Sony Ericsson Aims to Play Its Way Back Into Android Smartphone Lead
Sony Ericsson is counting on its new Xperia Play phone to be more than just a novelty.
The cellphone maker is hoping that its PlayStation phone, combined with several other new smartphones, will help lift the company to the top of the Android race as opposed to being just one of the pack.
In an interview at the Mobile World Congress in Barcelona, Sony Ericsson CTO Jan Uddenfeldt told Mobilized that the company intends to capitalize on Sony technologies beyond gaming, particularly in the areas of screens and cameras.
“We think we have a really competitive edge,” said Uddenfeldt. The Xperia Arc, for example, uses the Bravia Engine that comes from Sony’s television heritage. “We will introduce 3-D technology and that will come from Sony, of course.
Uddenfeldt said that the company is now leading on Android as well, being the first company outside of Google itself to release a Gingerbread-based phone, with its Arc that was announced at CES. At Mobile World Congress, it announced the Xperia Play and two other phones.
“From being a little bit of a laggard when it comes to Android releases, we are now the leader,” he said. “We intend to really stay that way. Our intention is to be the number one player in this Android world.”
First and foremost, Uddenfeldt said the company has to be a leader when it comes to using both the latest version of Android and the newest chips and other hardware. “It is a technology race, so it is very important to be on the latest technology,” he said.
With Xperia Play, Uddenfeldt said, the company has something that takes advantage of the latest and greatest version of Android but also does something unique.
“We don’t see anyone else doing this in the near future,” he said. In addition to being PlayStation certified, it will also work with a lot of Android games, including many customized just for the Play.

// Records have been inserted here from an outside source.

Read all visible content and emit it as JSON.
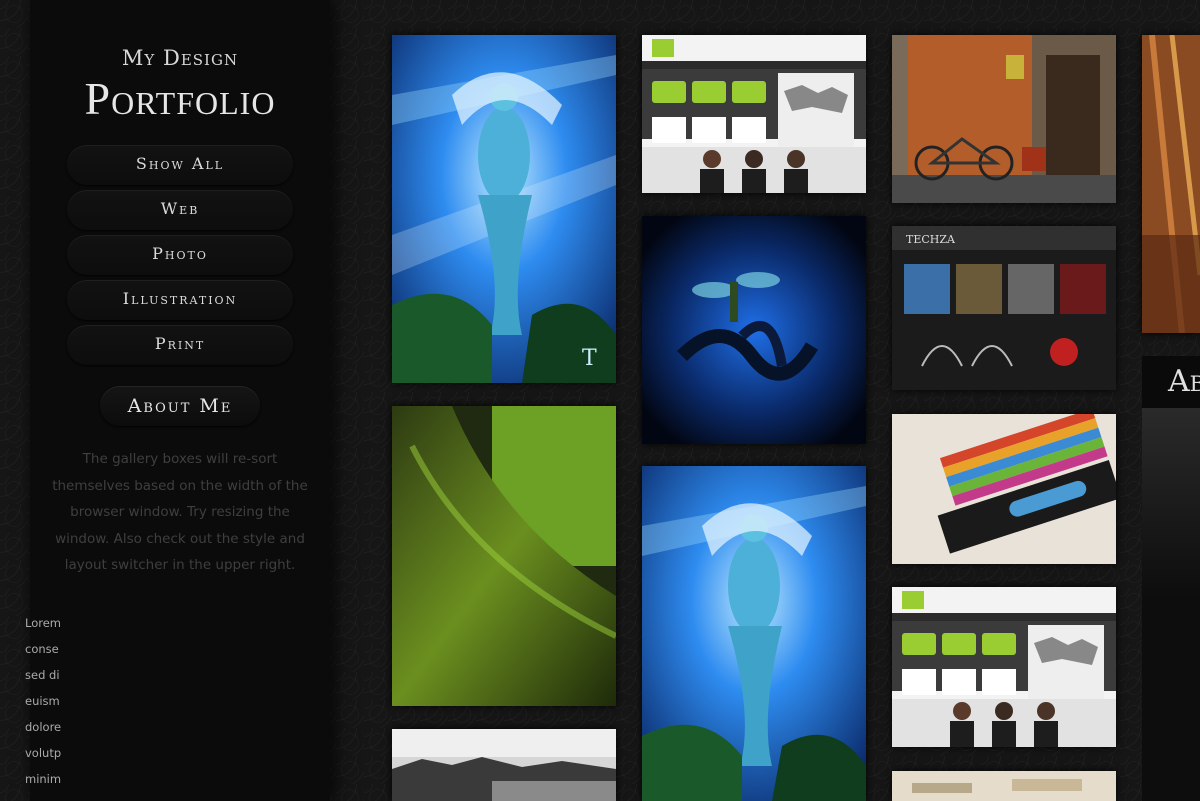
{
  "sidebar": {
    "subtitle": "My Design",
    "title": "Portfolio",
    "nav": [
      {
        "label": "Show All"
      },
      {
        "label": "Web"
      },
      {
        "label": "Photo"
      },
      {
        "label": "Illustration"
      },
      {
        "label": "Print"
      }
    ],
    "about_button": "About Me",
    "about_text": "The gallery boxes will re-sort themselves based on the width of the browser window. Try resizing the window. Also check out the style and layout switcher in the upper right."
  },
  "gallery": {
    "tiles": [
      {
        "id": "ice-goddess-illustration",
        "category": "Illustration"
      },
      {
        "id": "web-template-screenshot",
        "category": "Web"
      },
      {
        "id": "bicycle-doorway-photo",
        "category": "Photo"
      },
      {
        "id": "partial-photo-right",
        "category": "Photo"
      },
      {
        "id": "robot-characters-web",
        "category": "Web"
      },
      {
        "id": "blue-snake-dragonfly",
        "category": "Illustration"
      },
      {
        "id": "mossy-tree-root-photo",
        "category": "Photo"
      },
      {
        "id": "color-cards-print",
        "category": "Print"
      },
      {
        "id": "ice-goddess-illustration-2",
        "category": "Illustration"
      },
      {
        "id": "web-template-screenshot-2",
        "category": "Web"
      },
      {
        "id": "harbor-town-photo",
        "category": "Photo"
      },
      {
        "id": "print-partial-bottom",
        "category": "Print"
      }
    ]
  },
  "about_panel": {
    "heading": "About",
    "lines": [
      "Lorem",
      "conse",
      "sed di",
      "euism",
      "dolore",
      "volutp",
      "minim"
    ]
  },
  "colors": {
    "background": "#161616",
    "sidebar": "#0b0b0b",
    "accent_green": "#9acd32",
    "accent_blue": "#2a8cff"
  }
}
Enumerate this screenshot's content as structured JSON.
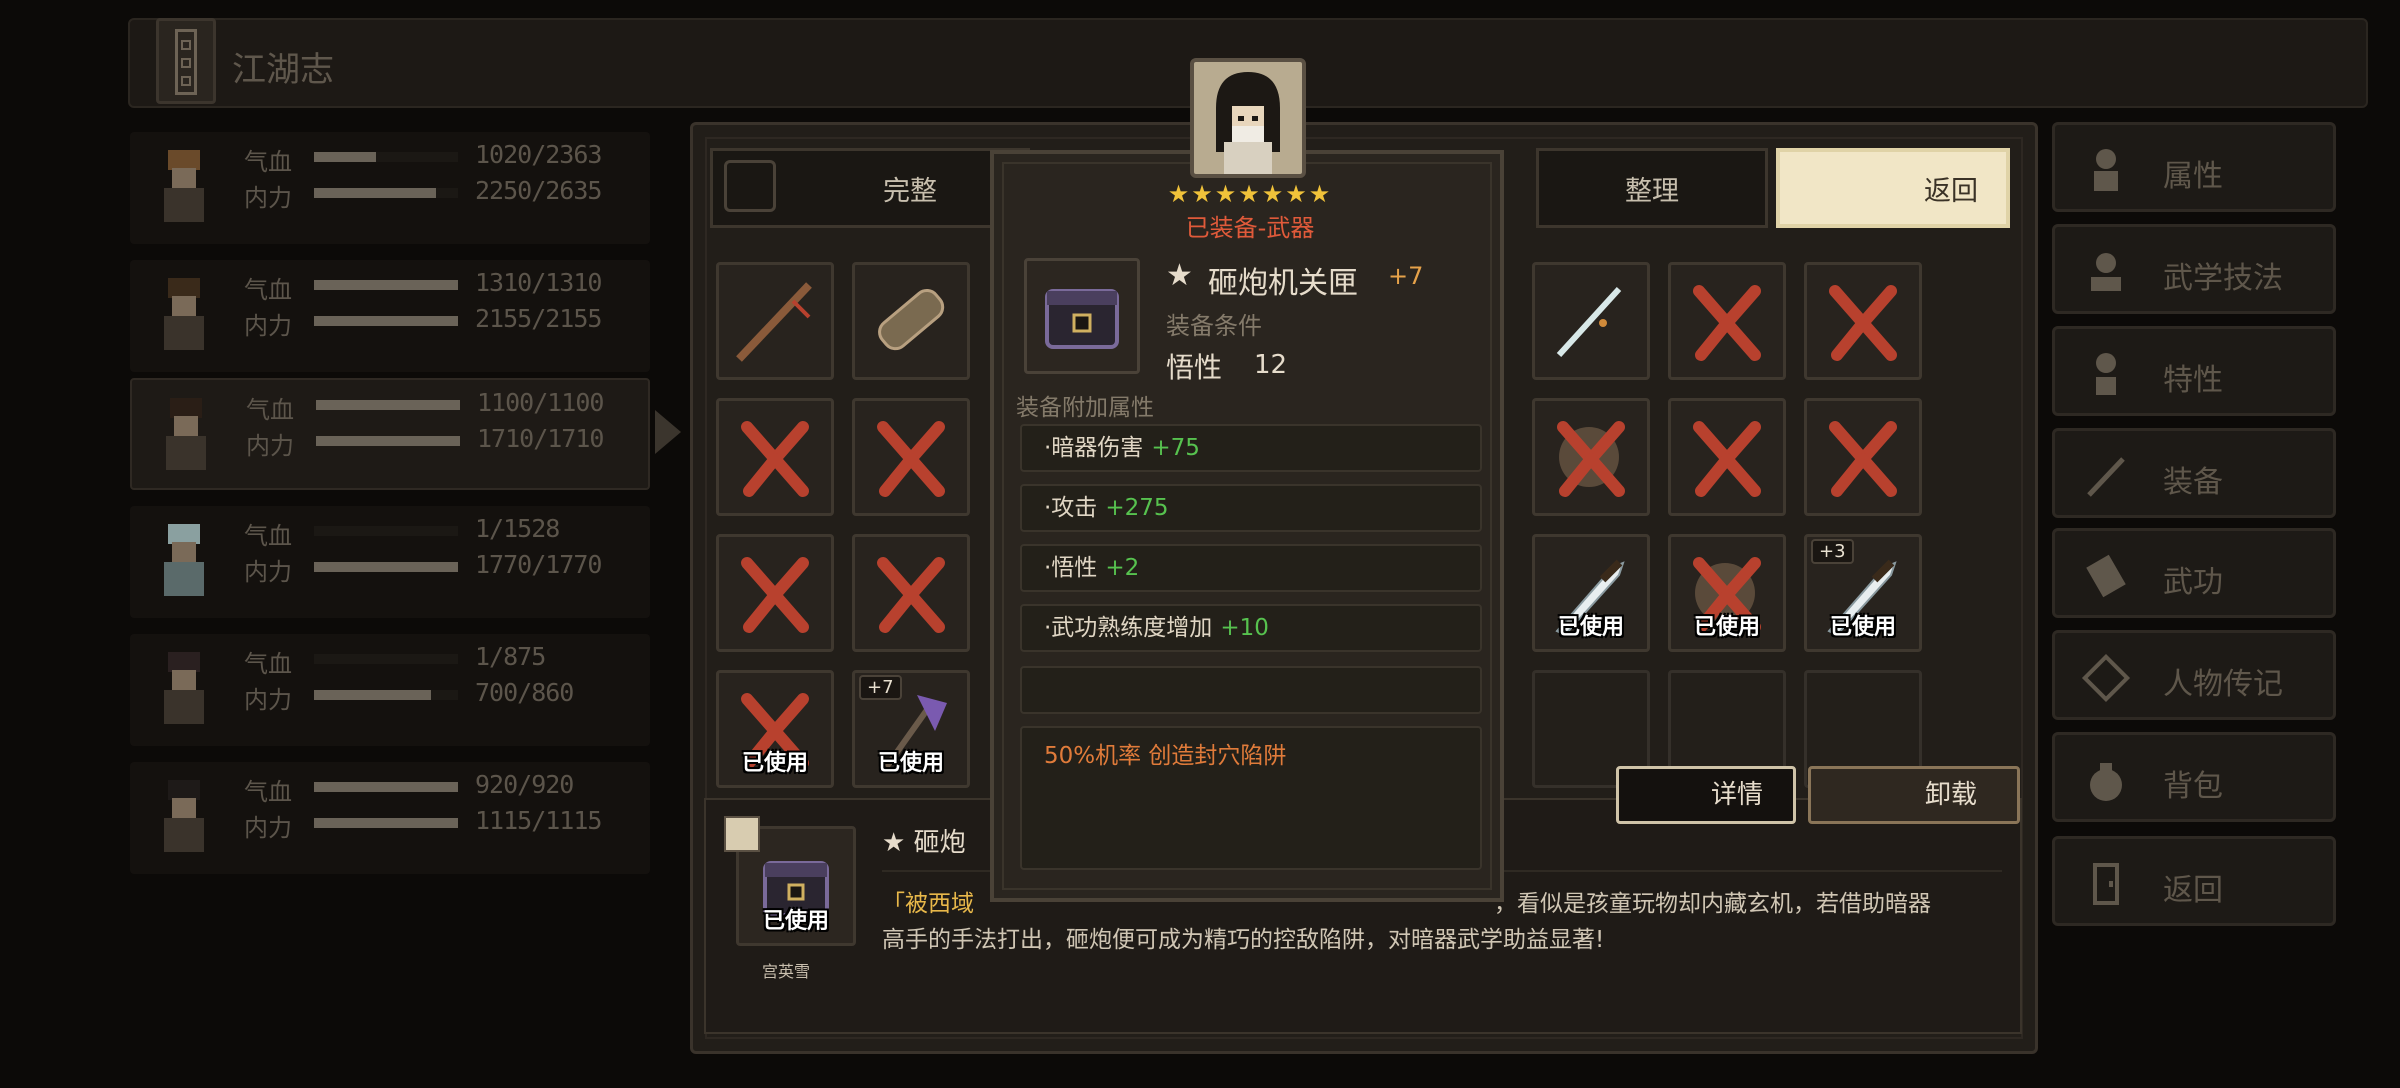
{
  "header": {
    "title": "江湖志"
  },
  "characters": [
    {
      "hp_label": "气血",
      "mp_label": "内力",
      "hp": "1020/2363",
      "mp": "2250/2635",
      "hp_ratio": 0.43,
      "mp_ratio": 0.85
    },
    {
      "hp_label": "气血",
      "mp_label": "内力",
      "hp": "1310/1310",
      "mp": "2155/2155",
      "hp_ratio": 1.0,
      "mp_ratio": 1.0
    },
    {
      "hp_label": "气血",
      "mp_label": "内力",
      "hp": "1100/1100",
      "mp": "1710/1710",
      "hp_ratio": 1.0,
      "mp_ratio": 1.0
    },
    {
      "hp_label": "气血",
      "mp_label": "内力",
      "hp": "1/1528",
      "mp": "1770/1770",
      "hp_ratio": 0.0,
      "mp_ratio": 1.0
    },
    {
      "hp_label": "气血",
      "mp_label": "内力",
      "hp": "1/875",
      "mp": "700/860",
      "hp_ratio": 0.0,
      "mp_ratio": 0.81
    },
    {
      "hp_label": "气血",
      "mp_label": "内力",
      "hp": "920/920",
      "mp": "1115/1115",
      "hp_ratio": 1.0,
      "mp_ratio": 1.0
    }
  ],
  "toolbar": {
    "complete_label": "完整",
    "sort_label": "整理",
    "return_label": "返回"
  },
  "inventory": {
    "used_label": "已使用",
    "left_plus_tag": "+7",
    "right_plus_tag": "+3"
  },
  "tooltip": {
    "stars": "★★★★★★★",
    "equipped": "已装备-武器",
    "name_star": "★",
    "name": "砸炮机关匣",
    "plus": "+7",
    "condition_label": "装备条件",
    "condition_name": "悟性",
    "condition_value": "12",
    "attr_label": "装备附加属性",
    "attrs": [
      {
        "name": "·暗器伤害",
        "value": "+75"
      },
      {
        "name": "·攻击",
        "value": "+275"
      },
      {
        "name": "·悟性",
        "value": "+2"
      },
      {
        "name": "·武功熟练度增加",
        "value": "+10"
      }
    ],
    "effect": "50%机率 创造封穴陷阱"
  },
  "actions": {
    "detail_label": "详情",
    "unload_label": "卸载"
  },
  "description": {
    "title": "★ 砸炮",
    "line1_quote": "「被西域",
    "line1_rest": "，看似是孩童玩物却内藏玄机，若借助暗器",
    "line2": "高手的手法打出，砸炮便可成为精巧的控敌陷阱，对暗器武学助益显著!",
    "used_label": "已使用",
    "owner": "宫英雪"
  },
  "menu": [
    {
      "label": "属性",
      "icon": "person-icon"
    },
    {
      "label": "武学技法",
      "icon": "meditation-icon"
    },
    {
      "label": "特性",
      "icon": "trait-icon"
    },
    {
      "label": "装备",
      "icon": "sword-icon"
    },
    {
      "label": "武功",
      "icon": "manual-icon"
    },
    {
      "label": "人物传记",
      "icon": "scroll-icon"
    },
    {
      "label": "背包",
      "icon": "bag-icon"
    },
    {
      "label": "返回",
      "icon": "door-icon"
    }
  ],
  "colors": {
    "accent": "#f1e6c6",
    "equipped_red": "#e05a3a",
    "bonus_green": "#57c24f",
    "effect_orange": "#e07b3a",
    "star_gold": "#f0c23a"
  }
}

“Most of the games that we will launch are actually non-Sony-based games, Android games,” he said, referring to deals with Gameloft and EA Sports to create Xperia Play-optimized titles. “There’s going to be like 50 games when we launch the product in March or April.”
Though most Americans wouldn’t know it, Sony Ericsson is a top-three global player in Android phones, with about 20 percent market share, he said. Until recently, Uddenfeldt said, the company would tend to introduce phones first in Europe and Asia, bringing them to the U.S. several months later–and that, he said, “was absolutely not the right strategy.”
“The U.S. is now the leading market,” he said. “The U.S. is the country where the most advanced products are being launched first. That was not the case two or three years ago.”
Sony Ericsson is realizing this and is changing, he said, noting that Verizon will be among the first carriers to offer the Play. “We will work very closely with AT&T in launching different products as well,” he added.
The company is also shifting more of its design and engineering to the U.S., Uddenfeldt said, noting that the Redwood Shores, Calif., office where he works, established just two years ago, now has about 300 workers doing everything from product design and engineering to business development.
“It’s the right place to be,” he said. “We have Android there. We have Facebook.”
Uddenfeldt has a unique perspective, having been with Sony Ericsson for only six months but at the same time being a 30-year Ericsson veteran and being based in Silicon Valley for the past several years. He’s also not afraid to admit that the company has made mistakes, including in the past year as it tried to move from proprietary Walkman and Cybershot phones to a fully Android-based lineup.
“I don’t think Sony Ericsson fully understood the importance of being on the latest Android release,” he said. “That kind of hindered a little bit the growth of the company during last year.”
However, he said, with the move to Android, the company has stemmed its losses and has now had four profitable quarters. This year, he said, it is time for growth.